Data excerpts –
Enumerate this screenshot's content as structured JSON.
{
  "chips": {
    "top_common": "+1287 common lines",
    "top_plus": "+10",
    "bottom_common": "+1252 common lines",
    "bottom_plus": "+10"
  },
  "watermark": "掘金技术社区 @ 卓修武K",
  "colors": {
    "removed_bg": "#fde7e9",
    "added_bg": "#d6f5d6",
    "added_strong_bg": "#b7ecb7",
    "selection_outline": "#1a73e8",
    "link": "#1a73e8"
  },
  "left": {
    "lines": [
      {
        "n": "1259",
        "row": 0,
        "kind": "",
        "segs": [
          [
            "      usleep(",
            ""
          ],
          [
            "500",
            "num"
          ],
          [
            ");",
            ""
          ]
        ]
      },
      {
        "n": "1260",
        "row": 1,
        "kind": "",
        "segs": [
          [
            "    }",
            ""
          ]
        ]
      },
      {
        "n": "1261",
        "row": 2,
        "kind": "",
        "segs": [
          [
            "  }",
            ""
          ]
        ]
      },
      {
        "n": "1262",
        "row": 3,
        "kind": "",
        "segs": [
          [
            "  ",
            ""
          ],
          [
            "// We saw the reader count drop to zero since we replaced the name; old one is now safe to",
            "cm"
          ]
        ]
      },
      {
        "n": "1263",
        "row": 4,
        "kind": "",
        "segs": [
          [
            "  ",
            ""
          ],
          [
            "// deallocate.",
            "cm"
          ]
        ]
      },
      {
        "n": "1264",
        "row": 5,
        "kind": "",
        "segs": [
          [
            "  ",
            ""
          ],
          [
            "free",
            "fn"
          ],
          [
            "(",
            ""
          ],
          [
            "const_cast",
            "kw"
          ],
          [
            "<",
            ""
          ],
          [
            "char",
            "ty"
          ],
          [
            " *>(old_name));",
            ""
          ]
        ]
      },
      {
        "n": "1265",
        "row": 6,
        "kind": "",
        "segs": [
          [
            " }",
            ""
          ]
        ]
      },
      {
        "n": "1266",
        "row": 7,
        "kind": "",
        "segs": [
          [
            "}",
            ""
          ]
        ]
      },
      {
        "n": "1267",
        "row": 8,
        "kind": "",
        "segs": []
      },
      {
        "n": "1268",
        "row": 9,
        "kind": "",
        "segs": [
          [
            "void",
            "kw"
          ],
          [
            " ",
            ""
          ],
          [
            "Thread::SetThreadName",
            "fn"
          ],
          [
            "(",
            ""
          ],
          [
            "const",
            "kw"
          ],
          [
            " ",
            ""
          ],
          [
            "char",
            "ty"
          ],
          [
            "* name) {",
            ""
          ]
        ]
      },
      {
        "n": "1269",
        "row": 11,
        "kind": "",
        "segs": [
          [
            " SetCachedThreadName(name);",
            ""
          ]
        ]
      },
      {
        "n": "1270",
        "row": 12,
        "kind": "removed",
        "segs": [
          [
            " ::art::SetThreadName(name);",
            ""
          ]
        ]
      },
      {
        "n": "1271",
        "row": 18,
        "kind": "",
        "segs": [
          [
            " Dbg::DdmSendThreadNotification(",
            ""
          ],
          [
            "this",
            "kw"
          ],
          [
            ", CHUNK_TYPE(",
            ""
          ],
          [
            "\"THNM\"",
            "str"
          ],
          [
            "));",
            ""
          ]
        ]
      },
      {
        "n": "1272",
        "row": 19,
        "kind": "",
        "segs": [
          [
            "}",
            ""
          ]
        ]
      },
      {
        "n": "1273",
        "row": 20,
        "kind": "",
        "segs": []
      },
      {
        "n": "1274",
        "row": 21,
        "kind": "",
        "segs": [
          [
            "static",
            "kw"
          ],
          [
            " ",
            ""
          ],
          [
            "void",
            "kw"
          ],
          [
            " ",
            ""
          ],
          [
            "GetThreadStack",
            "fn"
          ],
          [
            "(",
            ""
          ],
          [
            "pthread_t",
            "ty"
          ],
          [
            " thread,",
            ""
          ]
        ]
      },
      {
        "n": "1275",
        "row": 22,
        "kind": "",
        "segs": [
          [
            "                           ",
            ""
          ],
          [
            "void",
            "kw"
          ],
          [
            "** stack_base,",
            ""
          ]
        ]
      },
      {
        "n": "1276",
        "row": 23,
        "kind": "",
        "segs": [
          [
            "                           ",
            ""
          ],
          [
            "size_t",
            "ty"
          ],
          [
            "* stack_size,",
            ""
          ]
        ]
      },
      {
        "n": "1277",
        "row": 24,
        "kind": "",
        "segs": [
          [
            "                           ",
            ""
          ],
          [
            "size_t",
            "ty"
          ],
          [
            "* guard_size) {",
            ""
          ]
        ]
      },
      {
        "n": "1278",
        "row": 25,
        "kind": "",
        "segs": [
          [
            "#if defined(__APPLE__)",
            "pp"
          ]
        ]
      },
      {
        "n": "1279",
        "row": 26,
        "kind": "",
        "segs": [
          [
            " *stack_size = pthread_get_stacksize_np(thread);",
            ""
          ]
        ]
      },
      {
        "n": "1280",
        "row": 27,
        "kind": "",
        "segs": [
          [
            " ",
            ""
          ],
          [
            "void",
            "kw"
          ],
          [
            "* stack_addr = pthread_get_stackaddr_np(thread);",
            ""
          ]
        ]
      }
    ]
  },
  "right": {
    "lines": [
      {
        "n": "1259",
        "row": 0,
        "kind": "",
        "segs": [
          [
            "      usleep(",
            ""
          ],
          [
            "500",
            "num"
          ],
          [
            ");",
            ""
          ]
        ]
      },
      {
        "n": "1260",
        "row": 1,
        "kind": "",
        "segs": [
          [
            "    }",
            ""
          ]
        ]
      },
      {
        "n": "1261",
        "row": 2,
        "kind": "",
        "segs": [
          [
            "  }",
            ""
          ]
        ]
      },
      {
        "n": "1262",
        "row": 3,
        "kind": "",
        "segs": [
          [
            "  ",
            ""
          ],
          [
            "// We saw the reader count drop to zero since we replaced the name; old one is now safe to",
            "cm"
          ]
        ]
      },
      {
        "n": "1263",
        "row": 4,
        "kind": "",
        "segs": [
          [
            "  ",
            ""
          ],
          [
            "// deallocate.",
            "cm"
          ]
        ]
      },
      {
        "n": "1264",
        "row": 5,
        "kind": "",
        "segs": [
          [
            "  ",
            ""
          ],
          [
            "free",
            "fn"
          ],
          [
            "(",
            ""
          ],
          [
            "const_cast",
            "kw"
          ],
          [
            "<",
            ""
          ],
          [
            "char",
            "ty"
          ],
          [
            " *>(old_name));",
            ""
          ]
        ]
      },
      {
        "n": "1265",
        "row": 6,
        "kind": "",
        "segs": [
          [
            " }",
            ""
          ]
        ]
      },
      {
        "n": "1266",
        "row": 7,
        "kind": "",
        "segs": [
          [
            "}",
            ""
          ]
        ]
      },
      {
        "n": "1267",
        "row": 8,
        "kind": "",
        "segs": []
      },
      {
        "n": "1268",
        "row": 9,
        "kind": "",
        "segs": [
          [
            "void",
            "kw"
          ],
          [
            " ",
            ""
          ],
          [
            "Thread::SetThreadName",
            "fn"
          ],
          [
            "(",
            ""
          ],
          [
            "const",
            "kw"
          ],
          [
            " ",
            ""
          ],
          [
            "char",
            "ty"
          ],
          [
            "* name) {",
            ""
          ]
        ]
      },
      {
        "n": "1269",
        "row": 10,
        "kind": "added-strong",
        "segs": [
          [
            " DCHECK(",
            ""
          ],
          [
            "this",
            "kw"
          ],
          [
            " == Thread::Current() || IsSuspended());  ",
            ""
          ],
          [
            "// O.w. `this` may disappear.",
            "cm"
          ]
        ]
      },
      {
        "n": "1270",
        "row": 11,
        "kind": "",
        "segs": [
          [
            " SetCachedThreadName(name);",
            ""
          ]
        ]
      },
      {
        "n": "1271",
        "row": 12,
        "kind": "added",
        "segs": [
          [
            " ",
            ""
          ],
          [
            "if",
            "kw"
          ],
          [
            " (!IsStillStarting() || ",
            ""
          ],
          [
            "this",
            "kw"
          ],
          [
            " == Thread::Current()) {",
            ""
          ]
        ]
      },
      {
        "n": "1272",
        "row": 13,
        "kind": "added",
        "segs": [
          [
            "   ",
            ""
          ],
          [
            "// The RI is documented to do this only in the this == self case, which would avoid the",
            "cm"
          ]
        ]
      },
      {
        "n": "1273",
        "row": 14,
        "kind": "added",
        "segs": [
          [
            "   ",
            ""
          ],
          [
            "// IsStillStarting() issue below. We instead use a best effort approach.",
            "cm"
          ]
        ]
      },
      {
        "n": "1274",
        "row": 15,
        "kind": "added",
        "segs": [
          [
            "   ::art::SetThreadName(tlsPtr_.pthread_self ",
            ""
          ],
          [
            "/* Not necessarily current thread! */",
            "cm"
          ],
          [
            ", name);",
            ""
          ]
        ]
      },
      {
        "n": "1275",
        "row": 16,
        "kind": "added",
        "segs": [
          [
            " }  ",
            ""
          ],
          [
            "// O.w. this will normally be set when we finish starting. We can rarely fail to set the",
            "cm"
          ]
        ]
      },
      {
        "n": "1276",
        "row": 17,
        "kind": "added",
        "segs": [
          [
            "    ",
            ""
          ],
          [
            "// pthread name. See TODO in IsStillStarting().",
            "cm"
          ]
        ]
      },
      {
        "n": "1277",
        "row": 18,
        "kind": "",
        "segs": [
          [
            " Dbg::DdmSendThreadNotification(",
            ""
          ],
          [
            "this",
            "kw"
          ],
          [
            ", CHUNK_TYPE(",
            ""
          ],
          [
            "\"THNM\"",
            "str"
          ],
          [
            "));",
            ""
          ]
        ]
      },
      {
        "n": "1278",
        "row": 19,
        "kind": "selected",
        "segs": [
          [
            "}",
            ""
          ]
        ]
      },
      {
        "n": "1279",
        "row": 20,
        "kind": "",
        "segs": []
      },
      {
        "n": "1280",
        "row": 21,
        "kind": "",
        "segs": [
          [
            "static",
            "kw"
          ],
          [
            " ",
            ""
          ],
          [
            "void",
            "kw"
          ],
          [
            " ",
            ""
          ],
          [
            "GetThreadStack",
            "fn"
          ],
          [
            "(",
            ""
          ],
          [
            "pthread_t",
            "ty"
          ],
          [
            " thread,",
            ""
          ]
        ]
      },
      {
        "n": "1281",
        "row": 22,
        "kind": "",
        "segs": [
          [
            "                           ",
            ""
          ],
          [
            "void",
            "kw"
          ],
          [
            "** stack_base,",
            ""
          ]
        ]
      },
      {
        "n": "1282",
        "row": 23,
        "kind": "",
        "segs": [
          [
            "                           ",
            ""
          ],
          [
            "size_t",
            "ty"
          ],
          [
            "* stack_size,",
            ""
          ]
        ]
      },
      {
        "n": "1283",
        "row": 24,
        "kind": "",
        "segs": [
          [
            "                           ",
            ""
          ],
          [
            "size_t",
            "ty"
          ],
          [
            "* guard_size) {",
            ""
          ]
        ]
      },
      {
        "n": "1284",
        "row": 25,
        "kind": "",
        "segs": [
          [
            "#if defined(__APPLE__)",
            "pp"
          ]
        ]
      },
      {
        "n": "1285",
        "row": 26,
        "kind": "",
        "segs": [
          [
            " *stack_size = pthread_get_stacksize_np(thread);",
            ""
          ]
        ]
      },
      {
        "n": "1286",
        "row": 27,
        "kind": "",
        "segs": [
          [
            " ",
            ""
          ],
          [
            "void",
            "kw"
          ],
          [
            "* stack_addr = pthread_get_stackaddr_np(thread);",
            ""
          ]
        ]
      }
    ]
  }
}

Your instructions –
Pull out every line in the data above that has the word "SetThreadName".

Exercise solution –
            "Thread::SetThreadName",
            " ::art::SetThreadName(name);",
            "Thread::SetThreadName",
            "   ::art::SetThreadName(tlsPtr_.pthread_self ",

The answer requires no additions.